--- START ---
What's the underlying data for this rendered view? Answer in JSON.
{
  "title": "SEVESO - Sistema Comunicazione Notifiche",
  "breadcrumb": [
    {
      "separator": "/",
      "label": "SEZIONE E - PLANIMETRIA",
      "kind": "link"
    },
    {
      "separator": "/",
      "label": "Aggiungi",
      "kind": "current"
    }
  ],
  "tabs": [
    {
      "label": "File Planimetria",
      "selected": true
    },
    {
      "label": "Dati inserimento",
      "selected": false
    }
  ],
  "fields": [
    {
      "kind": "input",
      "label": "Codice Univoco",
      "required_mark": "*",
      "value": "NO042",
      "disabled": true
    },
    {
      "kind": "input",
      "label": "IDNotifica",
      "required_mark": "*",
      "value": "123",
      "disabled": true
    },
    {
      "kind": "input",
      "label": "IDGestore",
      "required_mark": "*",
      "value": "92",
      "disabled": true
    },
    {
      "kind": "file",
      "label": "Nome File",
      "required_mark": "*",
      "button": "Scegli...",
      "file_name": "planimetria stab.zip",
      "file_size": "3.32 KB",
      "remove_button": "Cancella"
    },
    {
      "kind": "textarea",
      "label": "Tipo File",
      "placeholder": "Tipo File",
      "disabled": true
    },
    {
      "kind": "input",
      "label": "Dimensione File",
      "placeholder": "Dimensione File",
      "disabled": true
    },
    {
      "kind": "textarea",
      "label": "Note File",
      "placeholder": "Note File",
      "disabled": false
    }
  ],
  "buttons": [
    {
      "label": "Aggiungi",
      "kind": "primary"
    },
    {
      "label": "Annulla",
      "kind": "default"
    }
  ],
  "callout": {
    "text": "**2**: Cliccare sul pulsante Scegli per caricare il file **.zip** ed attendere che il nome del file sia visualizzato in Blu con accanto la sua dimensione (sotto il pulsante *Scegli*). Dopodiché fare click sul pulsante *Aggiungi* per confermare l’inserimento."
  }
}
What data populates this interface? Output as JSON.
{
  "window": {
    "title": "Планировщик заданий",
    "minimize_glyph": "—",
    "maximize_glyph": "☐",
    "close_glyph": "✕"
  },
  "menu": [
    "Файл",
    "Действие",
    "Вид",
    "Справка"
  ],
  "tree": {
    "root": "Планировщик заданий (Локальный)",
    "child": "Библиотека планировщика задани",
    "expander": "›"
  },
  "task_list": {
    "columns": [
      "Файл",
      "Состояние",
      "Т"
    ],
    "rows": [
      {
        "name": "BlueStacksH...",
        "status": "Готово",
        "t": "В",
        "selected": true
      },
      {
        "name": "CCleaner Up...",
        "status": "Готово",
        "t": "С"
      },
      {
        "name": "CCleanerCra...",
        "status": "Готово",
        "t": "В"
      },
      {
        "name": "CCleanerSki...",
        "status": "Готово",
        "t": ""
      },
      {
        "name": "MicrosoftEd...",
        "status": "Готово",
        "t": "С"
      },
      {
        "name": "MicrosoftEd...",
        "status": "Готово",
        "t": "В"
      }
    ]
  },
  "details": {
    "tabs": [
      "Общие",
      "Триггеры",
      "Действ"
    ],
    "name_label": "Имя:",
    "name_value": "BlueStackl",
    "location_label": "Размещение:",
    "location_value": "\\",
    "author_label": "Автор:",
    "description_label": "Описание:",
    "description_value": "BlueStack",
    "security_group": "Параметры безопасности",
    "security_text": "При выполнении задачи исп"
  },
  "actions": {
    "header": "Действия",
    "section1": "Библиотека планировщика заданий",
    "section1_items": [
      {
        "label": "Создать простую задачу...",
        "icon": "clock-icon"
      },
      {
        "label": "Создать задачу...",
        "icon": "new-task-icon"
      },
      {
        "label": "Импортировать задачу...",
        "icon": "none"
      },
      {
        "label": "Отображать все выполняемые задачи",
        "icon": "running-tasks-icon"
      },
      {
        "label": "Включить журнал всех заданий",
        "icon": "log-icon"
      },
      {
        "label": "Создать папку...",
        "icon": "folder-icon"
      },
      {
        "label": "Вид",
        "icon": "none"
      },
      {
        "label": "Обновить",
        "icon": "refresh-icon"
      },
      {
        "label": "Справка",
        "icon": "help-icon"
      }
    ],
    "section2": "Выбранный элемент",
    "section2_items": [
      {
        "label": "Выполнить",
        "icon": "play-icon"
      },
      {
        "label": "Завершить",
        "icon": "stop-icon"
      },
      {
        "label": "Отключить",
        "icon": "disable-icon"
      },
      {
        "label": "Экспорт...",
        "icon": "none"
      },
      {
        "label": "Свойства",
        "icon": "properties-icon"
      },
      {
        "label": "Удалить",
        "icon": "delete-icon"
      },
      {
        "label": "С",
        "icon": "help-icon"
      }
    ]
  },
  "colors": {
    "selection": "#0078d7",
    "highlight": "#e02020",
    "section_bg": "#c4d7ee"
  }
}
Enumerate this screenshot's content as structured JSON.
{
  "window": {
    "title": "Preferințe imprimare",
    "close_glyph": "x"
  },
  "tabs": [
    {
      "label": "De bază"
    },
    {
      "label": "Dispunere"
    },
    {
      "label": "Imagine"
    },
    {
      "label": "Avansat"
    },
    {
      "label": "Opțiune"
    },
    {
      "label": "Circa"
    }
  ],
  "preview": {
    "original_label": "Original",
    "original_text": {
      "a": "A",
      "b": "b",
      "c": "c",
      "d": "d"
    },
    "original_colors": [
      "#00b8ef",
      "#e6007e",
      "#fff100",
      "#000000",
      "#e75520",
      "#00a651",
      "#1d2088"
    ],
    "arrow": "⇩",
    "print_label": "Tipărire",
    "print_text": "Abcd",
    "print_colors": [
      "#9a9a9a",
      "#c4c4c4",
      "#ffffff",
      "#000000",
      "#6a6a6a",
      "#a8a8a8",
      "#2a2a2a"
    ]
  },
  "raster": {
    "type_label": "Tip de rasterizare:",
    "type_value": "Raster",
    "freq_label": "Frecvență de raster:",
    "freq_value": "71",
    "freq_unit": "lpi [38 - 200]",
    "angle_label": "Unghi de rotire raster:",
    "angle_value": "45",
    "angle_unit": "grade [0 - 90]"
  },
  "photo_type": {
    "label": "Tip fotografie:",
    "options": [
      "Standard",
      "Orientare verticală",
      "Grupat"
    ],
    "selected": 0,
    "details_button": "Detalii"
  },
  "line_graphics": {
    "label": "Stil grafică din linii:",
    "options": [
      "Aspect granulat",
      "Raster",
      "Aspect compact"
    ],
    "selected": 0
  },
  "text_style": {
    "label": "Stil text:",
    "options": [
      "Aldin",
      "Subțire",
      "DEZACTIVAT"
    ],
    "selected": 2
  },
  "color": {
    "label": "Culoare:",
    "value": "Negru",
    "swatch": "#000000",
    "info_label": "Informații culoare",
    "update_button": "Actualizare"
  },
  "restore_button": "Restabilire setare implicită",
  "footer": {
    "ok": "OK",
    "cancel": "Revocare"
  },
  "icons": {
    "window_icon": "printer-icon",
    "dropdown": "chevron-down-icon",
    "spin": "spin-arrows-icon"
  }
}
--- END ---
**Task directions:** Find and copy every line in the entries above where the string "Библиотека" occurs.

**Solution to this task:**
    "child": "Библиотека планировщика задани",
    "section1": "Библиотека планировщика заданий",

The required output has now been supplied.